§ **Stored data**:
________

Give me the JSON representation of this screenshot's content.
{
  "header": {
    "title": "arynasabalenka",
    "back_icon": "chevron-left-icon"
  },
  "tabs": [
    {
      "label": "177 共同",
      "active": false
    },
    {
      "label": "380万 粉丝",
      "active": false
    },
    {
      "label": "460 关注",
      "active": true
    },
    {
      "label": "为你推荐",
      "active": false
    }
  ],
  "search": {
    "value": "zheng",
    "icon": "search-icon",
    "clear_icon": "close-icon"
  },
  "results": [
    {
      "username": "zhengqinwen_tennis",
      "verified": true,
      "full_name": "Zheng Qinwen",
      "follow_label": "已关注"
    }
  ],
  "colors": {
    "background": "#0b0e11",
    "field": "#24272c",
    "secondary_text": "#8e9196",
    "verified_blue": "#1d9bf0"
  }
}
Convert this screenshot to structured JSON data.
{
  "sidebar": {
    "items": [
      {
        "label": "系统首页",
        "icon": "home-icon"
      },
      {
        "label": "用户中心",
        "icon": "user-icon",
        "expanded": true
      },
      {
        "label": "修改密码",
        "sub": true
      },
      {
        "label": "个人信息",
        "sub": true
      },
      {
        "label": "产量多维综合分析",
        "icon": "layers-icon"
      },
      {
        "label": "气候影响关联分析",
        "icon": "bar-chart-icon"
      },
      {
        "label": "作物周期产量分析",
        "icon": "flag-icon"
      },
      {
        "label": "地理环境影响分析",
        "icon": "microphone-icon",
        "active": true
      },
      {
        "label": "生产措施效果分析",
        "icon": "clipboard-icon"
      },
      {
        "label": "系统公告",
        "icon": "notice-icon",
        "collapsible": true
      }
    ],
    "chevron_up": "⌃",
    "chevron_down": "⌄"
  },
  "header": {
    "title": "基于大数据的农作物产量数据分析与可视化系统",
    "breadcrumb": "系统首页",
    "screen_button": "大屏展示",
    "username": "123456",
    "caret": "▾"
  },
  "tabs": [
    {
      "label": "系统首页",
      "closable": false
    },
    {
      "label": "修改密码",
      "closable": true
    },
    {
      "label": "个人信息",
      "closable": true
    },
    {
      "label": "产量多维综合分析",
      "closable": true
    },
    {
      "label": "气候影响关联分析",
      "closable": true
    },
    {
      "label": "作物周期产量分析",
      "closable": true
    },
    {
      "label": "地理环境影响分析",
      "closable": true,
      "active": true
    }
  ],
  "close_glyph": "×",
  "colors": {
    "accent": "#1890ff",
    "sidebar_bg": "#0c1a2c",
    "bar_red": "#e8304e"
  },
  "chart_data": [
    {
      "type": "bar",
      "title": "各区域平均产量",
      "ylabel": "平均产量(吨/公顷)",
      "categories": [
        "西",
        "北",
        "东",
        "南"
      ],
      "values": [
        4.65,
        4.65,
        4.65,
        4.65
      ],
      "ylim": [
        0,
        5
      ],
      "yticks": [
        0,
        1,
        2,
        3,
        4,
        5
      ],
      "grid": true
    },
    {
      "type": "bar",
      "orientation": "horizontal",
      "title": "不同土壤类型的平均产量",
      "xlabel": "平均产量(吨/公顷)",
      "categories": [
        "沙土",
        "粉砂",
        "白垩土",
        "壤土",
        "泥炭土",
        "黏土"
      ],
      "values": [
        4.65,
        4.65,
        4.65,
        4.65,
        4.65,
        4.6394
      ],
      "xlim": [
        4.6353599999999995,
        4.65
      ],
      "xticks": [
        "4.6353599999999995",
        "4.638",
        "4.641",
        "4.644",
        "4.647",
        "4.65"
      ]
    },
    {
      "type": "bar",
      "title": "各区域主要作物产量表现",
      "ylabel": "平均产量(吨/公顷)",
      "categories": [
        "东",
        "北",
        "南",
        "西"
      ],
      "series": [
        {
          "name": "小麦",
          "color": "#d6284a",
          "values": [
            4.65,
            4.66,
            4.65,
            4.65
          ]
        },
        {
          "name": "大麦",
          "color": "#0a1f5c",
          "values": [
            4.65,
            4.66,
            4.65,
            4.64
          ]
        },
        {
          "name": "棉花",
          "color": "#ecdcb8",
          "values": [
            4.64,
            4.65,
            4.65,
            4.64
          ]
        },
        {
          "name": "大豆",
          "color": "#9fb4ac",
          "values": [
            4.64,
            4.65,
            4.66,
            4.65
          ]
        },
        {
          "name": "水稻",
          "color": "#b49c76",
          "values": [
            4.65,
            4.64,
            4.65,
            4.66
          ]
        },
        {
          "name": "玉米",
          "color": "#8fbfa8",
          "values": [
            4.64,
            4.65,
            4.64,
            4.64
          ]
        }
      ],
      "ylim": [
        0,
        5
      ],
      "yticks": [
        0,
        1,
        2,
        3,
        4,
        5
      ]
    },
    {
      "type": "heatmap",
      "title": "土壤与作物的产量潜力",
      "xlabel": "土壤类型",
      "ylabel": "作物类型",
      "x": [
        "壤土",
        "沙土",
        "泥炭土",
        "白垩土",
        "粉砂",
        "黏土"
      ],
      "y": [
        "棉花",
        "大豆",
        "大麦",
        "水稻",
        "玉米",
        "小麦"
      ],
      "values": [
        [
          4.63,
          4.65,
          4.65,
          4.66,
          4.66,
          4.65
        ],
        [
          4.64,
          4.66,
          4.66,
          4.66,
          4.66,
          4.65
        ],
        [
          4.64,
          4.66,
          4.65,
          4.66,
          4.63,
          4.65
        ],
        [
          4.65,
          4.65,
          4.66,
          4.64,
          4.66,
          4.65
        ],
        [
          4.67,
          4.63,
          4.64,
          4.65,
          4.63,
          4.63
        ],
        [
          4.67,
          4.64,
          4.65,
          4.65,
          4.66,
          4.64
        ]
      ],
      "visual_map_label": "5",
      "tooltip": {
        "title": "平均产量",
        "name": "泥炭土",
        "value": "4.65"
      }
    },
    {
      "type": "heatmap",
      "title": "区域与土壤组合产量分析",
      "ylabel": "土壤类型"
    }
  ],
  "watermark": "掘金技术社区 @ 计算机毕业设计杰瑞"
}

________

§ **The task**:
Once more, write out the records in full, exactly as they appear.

§ **Written response**:
Give me the JSON representation of this screenshot's content.
{
  "header": {
    "title": "arynasabalenka",
    "back_icon": "chevron-left-icon"
  },
  "tabs": [
    {
      "label": "177 共同",
      "active": false
    },
    {
      "label": "380万 粉丝",
      "active": false
    },
    {
      "label": "460 关注",
      "active": true
    },
    {
      "label": "为你推荐",
      "active": false
    }
  ],
  "search": {
    "value": "zheng",
    "icon": "search-icon",
    "clear_icon": "close-icon"
  },
  "results": [
    {
      "username": "zhengqinwen_tennis",
      "verified": true,
      "full_name": "Zheng Qinwen",
      "follow_label": "已关注"
    }
  ],
  "colors": {
    "background": "#0b0e11",
    "field": "#24272c",
    "secondary_text": "#8e9196",
    "verified_blue": "#1d9bf0"
  }
}
Convert this screenshot to structured JSON data.
{
  "sidebar": {
    "items": [
      {
        "label": "系统首页",
        "icon": "home-icon"
      },
      {
        "label": "用户中心",
        "icon": "user-icon",
        "expanded": true
      },
      {
        "label": "修改密码",
        "sub": true
      },
      {
        "label": "个人信息",
        "sub": true
      },
      {
        "label": "产量多维综合分析",
        "icon": "layers-icon"
      },
      {
        "label": "气候影响关联分析",
        "icon": "bar-chart-icon"
      },
      {
        "label": "作物周期产量分析",
        "icon": "flag-icon"
      },
      {
        "label": "地理环境影响分析",
        "icon": "microphone-icon",
        "active": true
      },
      {
        "label": "生产措施效果分析",
        "icon": "clipboard-icon"
      },
      {
        "label": "系统公告",
        "icon": "notice-icon",
        "collapsible": true
      }
    ],
    "chevron_up": "⌃",
    "chevron_down": "⌄"
  },
  "header": {
    "title": "基于大数据的农作物产量数据分析与可视化系统",
    "breadcrumb": "系统首页",
    "screen_button": "大屏展示",
    "username": "123456",
    "caret": "▾"
  },
  "tabs": [
    {
      "label": "系统首页",
      "closable": false
    },
    {
      "label": "修改密码",
      "closable": true
    },
    {
      "label": "个人信息",
      "closable": true
    },
    {
      "label": "产量多维综合分析",
      "closable": true
    },
    {
      "label": "气候影响关联分析",
      "closable": true
    },
    {
      "label": "作物周期产量分析",
      "closable": true
    },
    {
      "label": "地理环境影响分析",
      "closable": true,
      "active": true
    }
  ],
  "close_glyph": "×",
  "colors": {
    "accent": "#1890ff",
    "sidebar_bg": "#0c1a2c",
    "bar_red": "#e8304e"
  },
  "chart_data": [
    {
      "type": "bar",
      "title": "各区域平均产量",
      "ylabel": "平均产量(吨/公顷)",
      "categories": [
        "西",
        "北",
        "东",
        "南"
      ],
      "values": [
        4.65,
        4.65,
        4.65,
        4.65
      ],
      "ylim": [
        0,
        5
      ],
      "yticks": [
        0,
        1,
        2,
        3,
        4,
        5
      ],
      "grid": true
    },
    {
      "type": "bar",
      "orientation": "horizontal",
      "title": "不同土壤类型的平均产量",
      "xlabel": "平均产量(吨/公顷)",
      "categories": [
        "沙土",
        "粉砂",
        "白垩土",
        "壤土",
        "泥炭土",
        "黏土"
      ],
      "values": [
        4.65,
        4.65,
        4.65,
        4.65,
        4.65,
        4.6394
      ],
      "xlim": [
        4.6353599999999995,
        4.65
      ],
      "xticks": [
        "4.6353599999999995",
        "4.638",
        "4.641",
        "4.644",
        "4.647",
        "4.65"
      ]
    },
    {
      "type": "bar",
      "title": "各区域主要作物产量表现",
      "ylabel": "平均产量(吨/公顷)",
      "categories": [
        "东",
        "北",
        "南",
        "西"
      ],
      "series": [
        {
          "name": "小麦",
          "color": "#d6284a",
          "values": [
            4.65,
            4.66,
            4.65,
            4.65
          ]
        },
        {
          "name": "大麦",
          "color": "#0a1f5c",
          "values": [
            4.65,
            4.66,
            4.65,
            4.64
          ]
        },
        {
          "name": "棉花",
          "color": "#ecdcb8",
          "values": [
            4.64,
            4.65,
            4.65,
            4.64
          ]
        },
        {
          "name": "大豆",
          "color": "#9fb4ac",
          "values": [
            4.64,
            4.65,
            4.66,
            4.65
          ]
        },
        {
          "name": "水稻",
          "color": "#b49c76",
          "values": [
            4.65,
            4.64,
            4.65,
            4.66
          ]
        },
        {
          "name": "玉米",
          "color": "#8fbfa8",
          "values": [
            4.64,
            4.65,
            4.64,
            4.64
          ]
        }
      ],
      "ylim": [
        0,
        5
      ],
      "yticks": [
        0,
        1,
        2,
        3,
        4,
        5
      ]
    },
    {
      "type": "heatmap",
      "title": "土壤与作物的产量潜力",
      "xlabel": "土壤类型",
      "ylabel": "作物类型",
      "x": [
        "壤土",
        "沙土",
        "泥炭土",
        "白垩土",
        "粉砂",
        "黏土"
      ],
      "y": [
        "棉花",
        "大豆",
        "大麦",
        "水稻",
        "玉米",
        "小麦"
      ],
      "values": [
        [
          4.63,
          4.65,
          4.65,
          4.66,
          4.66,
          4.65
        ],
        [
          4.64,
          4.66,
          4.66,
          4.66,
          4.66,
          4.65
        ],
        [
          4.64,
          4.66,
          4.65,
          4.66,
          4.63,
          4.65
        ],
        [
          4.65,
          4.65,
          4.66,
          4.64,
          4.66,
          4.65
        ],
        [
          4.67,
          4.63,
          4.64,
          4.65,
          4.63,
          4.63
        ],
        [
          4.67,
          4.64,
          4.65,
          4.65,
          4.66,
          4.64
        ]
      ],
      "visual_map_label": "5",
      "tooltip": {
        "title": "平均产量",
        "name": "泥炭土",
        "value": "4.65"
      }
    },
    {
      "type": "heatmap",
      "title": "区域与土壤组合产量分析",
      "ylabel": "土壤类型"
    }
  ],
  "watermark": "掘金技术社区 @ 计算机毕业设计杰瑞"
}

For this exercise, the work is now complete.